What you need to do: All of the entries below are to be retyped exactly.

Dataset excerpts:
——

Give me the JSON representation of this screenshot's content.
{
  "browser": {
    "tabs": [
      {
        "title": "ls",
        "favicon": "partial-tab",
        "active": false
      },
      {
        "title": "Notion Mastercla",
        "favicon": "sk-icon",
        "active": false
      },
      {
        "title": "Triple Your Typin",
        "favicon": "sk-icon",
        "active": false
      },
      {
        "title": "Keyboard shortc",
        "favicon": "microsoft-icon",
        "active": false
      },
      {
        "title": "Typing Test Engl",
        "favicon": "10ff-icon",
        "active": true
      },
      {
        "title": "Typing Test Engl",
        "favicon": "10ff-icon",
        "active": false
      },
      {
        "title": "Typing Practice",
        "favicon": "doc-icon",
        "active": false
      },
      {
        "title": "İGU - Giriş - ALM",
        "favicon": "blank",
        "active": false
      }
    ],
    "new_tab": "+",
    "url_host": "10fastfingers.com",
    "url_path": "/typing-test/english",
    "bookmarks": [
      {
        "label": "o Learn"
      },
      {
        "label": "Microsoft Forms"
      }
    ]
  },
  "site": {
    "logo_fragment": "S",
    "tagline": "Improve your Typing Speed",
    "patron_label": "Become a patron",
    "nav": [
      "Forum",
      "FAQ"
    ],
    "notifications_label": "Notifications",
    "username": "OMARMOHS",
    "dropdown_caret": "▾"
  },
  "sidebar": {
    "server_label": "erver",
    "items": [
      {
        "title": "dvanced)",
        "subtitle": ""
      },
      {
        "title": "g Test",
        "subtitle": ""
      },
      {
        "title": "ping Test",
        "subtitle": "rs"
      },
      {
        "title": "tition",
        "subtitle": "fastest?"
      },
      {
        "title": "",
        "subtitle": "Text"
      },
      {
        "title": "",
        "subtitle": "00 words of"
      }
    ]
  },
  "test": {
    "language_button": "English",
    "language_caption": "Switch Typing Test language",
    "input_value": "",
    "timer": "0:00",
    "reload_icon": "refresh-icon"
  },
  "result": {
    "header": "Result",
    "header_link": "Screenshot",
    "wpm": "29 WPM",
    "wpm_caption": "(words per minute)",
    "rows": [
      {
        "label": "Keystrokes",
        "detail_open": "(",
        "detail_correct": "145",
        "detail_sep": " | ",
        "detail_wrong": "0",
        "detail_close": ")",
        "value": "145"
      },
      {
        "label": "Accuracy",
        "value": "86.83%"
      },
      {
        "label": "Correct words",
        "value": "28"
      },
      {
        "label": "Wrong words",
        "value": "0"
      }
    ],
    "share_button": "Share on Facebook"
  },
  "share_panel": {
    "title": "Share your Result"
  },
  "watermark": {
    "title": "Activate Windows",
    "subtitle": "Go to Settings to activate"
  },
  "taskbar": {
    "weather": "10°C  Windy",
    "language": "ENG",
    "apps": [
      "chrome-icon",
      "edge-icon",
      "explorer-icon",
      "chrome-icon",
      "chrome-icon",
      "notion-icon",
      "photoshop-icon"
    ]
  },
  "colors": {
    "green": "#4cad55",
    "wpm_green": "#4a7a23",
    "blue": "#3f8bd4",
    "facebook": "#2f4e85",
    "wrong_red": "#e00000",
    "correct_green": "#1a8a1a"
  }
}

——

Result of the exercise:
Give me the JSON representation of this screenshot's content.
{
  "browser": {
    "tabs": [
      {
        "title": "ls",
        "favicon": "partial-tab",
        "active": false
      },
      {
        "title": "Notion Mastercla",
        "favicon": "sk-icon",
        "active": false
      },
      {
        "title": "Triple Your Typin",
        "favicon": "sk-icon",
        "active": false
      },
      {
        "title": "Keyboard shortc",
        "favicon": "microsoft-icon",
        "active": false
      },
      {
        "title": "Typing Test Engl",
        "favicon": "10ff-icon",
        "active": true
      },
      {
        "title": "Typing Test Engl",
        "favicon": "10ff-icon",
        "active": false
      },
      {
        "title": "Typing Practice",
        "favicon": "doc-icon",
        "active": false
      },
      {
        "title": "İGU - Giriş - ALM",
        "favicon": "blank",
        "active": false
      }
    ],
    "new_tab": "+",
    "url_host": "10fastfingers.com",
    "url_path": "/typing-test/english",
    "bookmarks": [
      {
        "label": "o Learn"
      },
      {
        "label": "Microsoft Forms"
      }
    ]
  },
  "site": {
    "logo_fragment": "S",
    "tagline": "Improve your Typing Speed",
    "patron_label": "Become a patron",
    "nav": [
      "Forum",
      "FAQ"
    ],
    "notifications_label": "Notifications",
    "username": "OMARMOHS",
    "dropdown_caret": "▾"
  },
  "sidebar": {
    "server_label": "erver",
    "items": [
      {
        "title": "dvanced)",
        "subtitle": ""
      },
      {
        "title": "g Test",
        "subtitle": ""
      },
      {
        "title": "ping Test",
        "subtitle": "rs"
      },
      {
        "title": "tition",
        "subtitle": "fastest?"
      },
      {
        "title": "",
        "subtitle": "Text"
      },
      {
        "title": "",
        "subtitle": "00 words of"
      }
    ]
  },
  "test": {
    "language_button": "English",
    "language_caption": "Switch Typing Test language",
    "input_value": "",
    "timer": "0:00",
    "reload_icon": "refresh-icon"
  },
  "result": {
    "header": "Result",
    "header_link": "Screenshot",
    "wpm": "29 WPM",
    "wpm_caption": "(words per minute)",
    "rows": [
      {
        "label": "Keystrokes",
        "detail_open": "(",
        "detail_correct": "145",
        "detail_sep": " | ",
        "detail_wrong": "0",
        "detail_close": ")",
        "value": "145"
      },
      {
        "label": "Accuracy",
        "value": "86.83%"
      },
      {
        "label": "Correct words",
        "value": "28"
      },
      {
        "label": "Wrong words",
        "value": "0"
      }
    ],
    "share_button": "Share on Facebook"
  },
  "share_panel": {
    "title": "Share your Result"
  },
  "watermark": {
    "title": "Activate Windows",
    "subtitle": "Go to Settings to activate"
  },
  "taskbar": {
    "weather": "10°C  Windy",
    "language": "ENG",
    "apps": [
      "chrome-icon",
      "edge-icon",
      "explorer-icon",
      "chrome-icon",
      "chrome-icon",
      "notion-icon",
      "photoshop-icon"
    ]
  },
  "colors": {
    "green": "#4cad55",
    "wpm_green": "#4a7a23",
    "blue": "#3f8bd4",
    "facebook": "#2f4e85",
    "wrong_red": "#e00000",
    "correct_green": "#1a8a1a"
  }
}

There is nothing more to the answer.